We are now taking registrations for our new Iaido sessions. If you have an interest in learning the art of the sword then register at the front desk to be part of this exciting art-form.
If you are a current Iaido student and are changing to a new belt rank class, please register as well. All active blue belts need not register.
Interested? Stop by or give us a call to register. Contact us about Iaido today.
The History of Iaido
Iaido or Iaijutsu (居合術) is a combative quick-draw sword technique. This art of drawing the Japanese sword, katana is one of the Japanese koryū martial art disciplines in the education of the classical warrior (bushi) a combative sword-drawing art but not necessarily an aggressive art because iaijutsu is also a counterattack-oriented art. Iaijutsu technique may be used aggressively to wage a premeditated surprise attack against an unsuspecting enemy. The formulation of iaijutsu as a component system of classical bujutsu was made less for the dynamic situations of the battlefield than for the relatively static applications of the warrior’s daily life off the field of battle.
Muso Jikiden Eishin-ryu (無雙直傳英信流居合術) translates to “peerless, direct transmission, true-faith style.” It is the second oldest martial art from Japan with an unbroken history of 450 years that was founded in 1590. The founder of Muso Jikiden Eishin-ryu was Hayashizaki Jinsuke Shigenobu, who also founded Hayashizaki Shimmei Muso-ryu, Muso-ryu, Hayashizaki-ryu, Hayashizaki Jinsuke-ryu, Muso Shinden-ryu, and Jushin-ryu.
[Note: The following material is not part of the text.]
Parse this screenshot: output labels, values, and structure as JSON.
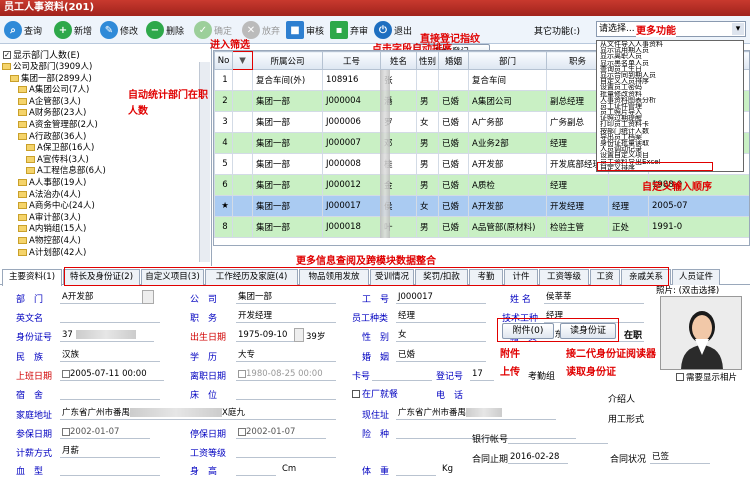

It is said he confined himself for approximately a hundred days in the Hayashizaki Myojin Shrine, where he received divine inspiration for a new body of sword techniques using a long sword. The term ‘Eishin’ came from 7th generation headmaster, Hasegawa Chikaranosuke Eishin, who officially called the art Muso Jikiden Eishin-ryu. He also served the Tokugawa family in Nagoya and excelled in Kyudo. The title ‘Muso’ (unparalleled / peerless) refers to the fact that Hasegawa Eishin was praised by Toyotomi Hideyoshi as “a swordsman without equal” when he saw a demonstration of his iaijutsu. The 9th generation headmaster, Hayashi Rokudayu Morimasa, served the Tosa domain and established Eishin-ryu there. The 17th generation headmaster, Oe Masamichi formalized many of the waza in Muso Jikiden Eishin Ryu. He changed the names of the Omori-ryu and Hasegawa-ryu, (both styles were integrated into Eishin-ryu at the time) into Seiza no Bu and Tatehiza no Bu. Masamichi also organized the waza into logical order within each set. Yamauchi Toyotake, the 18th generation headmaster is the grandson of Yamauchi Yodo, the daimyo of Tosa. Yamauchi Toyotake taught many students in Tokyo and Kyoto and even served when called to do military service in 1941. The 20th generation, Onoe Masamitsu, inherited it and passed it to the current 21st generation, Sekiguchi Komei.